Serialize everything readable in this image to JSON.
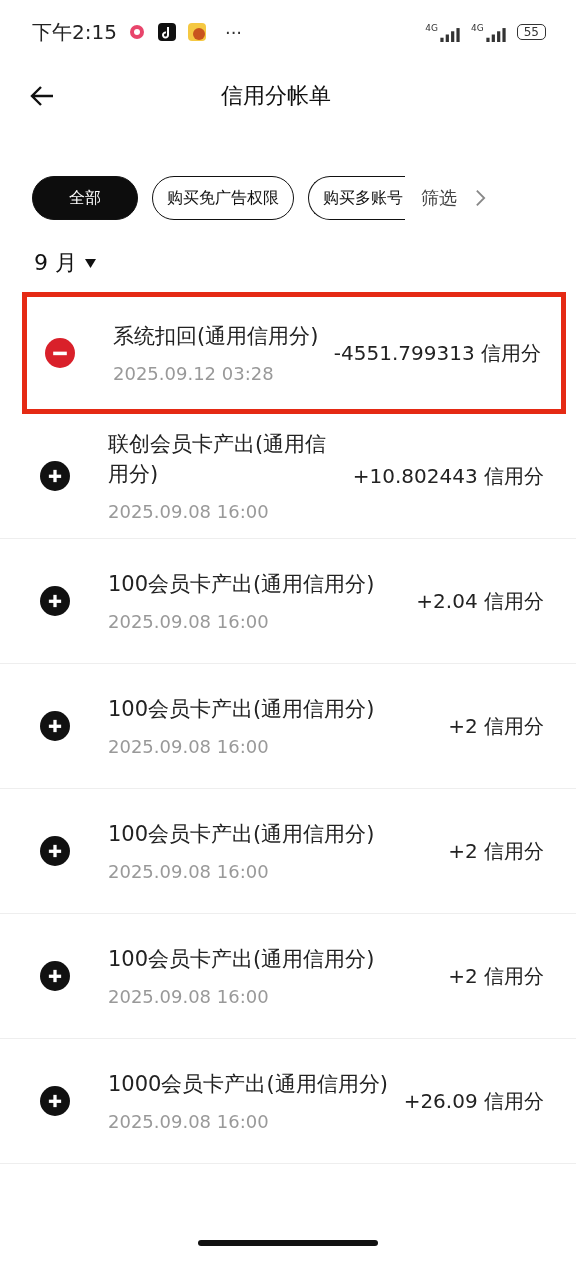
{
  "status_bar": {
    "time": "下午2:15",
    "more": "···",
    "network_1": "4G",
    "network_2": "4G",
    "battery": "55"
  },
  "header": {
    "title": "信用分帐单"
  },
  "filters": [
    {
      "label": "全部",
      "selected": true,
      "clipped": false
    },
    {
      "label": "购买免广告权限",
      "selected": false,
      "clipped": false
    },
    {
      "label": "购买多账号",
      "selected": false,
      "clipped": true
    }
  ],
  "filter_button": {
    "label": "筛选"
  },
  "month": {
    "label": "9 月"
  },
  "records": [
    {
      "kind": "minus",
      "highlighted": true,
      "title": "系统扣回(通用信用分)",
      "time": "2025.09.12 03:28",
      "amount": "-4551.799313 信用分"
    },
    {
      "kind": "plus",
      "highlighted": false,
      "title": "联创会员卡产出(通用信用分)",
      "time": "2025.09.08 16:00",
      "amount": "+10.802443 信用分"
    },
    {
      "kind": "plus",
      "highlighted": false,
      "title": "100会员卡产出(通用信用分)",
      "time": "2025.09.08 16:00",
      "amount": "+2.04 信用分"
    },
    {
      "kind": "plus",
      "highlighted": false,
      "title": "100会员卡产出(通用信用分)",
      "time": "2025.09.08 16:00",
      "amount": "+2 信用分"
    },
    {
      "kind": "plus",
      "highlighted": false,
      "title": "100会员卡产出(通用信用分)",
      "time": "2025.09.08 16:00",
      "amount": "+2 信用分"
    },
    {
      "kind": "plus",
      "highlighted": false,
      "title": "100会员卡产出(通用信用分)",
      "time": "2025.09.08 16:00",
      "amount": "+2 信用分"
    },
    {
      "kind": "plus",
      "highlighted": false,
      "title": "1000会员卡产出(通用信用分)",
      "time": "2025.09.08 16:00",
      "amount": "+26.09 信用分"
    }
  ]
}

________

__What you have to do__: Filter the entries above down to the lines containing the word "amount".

__Task result__:
      "amount": "-4551.799313 信用分"
      "amount": "+10.802443 信用分"
      "amount": "+2.04 信用分"
      "amount": "+2 信用分"
      "amount": "+2 信用分"
      "amount": "+2 信用分"
      "amount": "+26.09 信用分"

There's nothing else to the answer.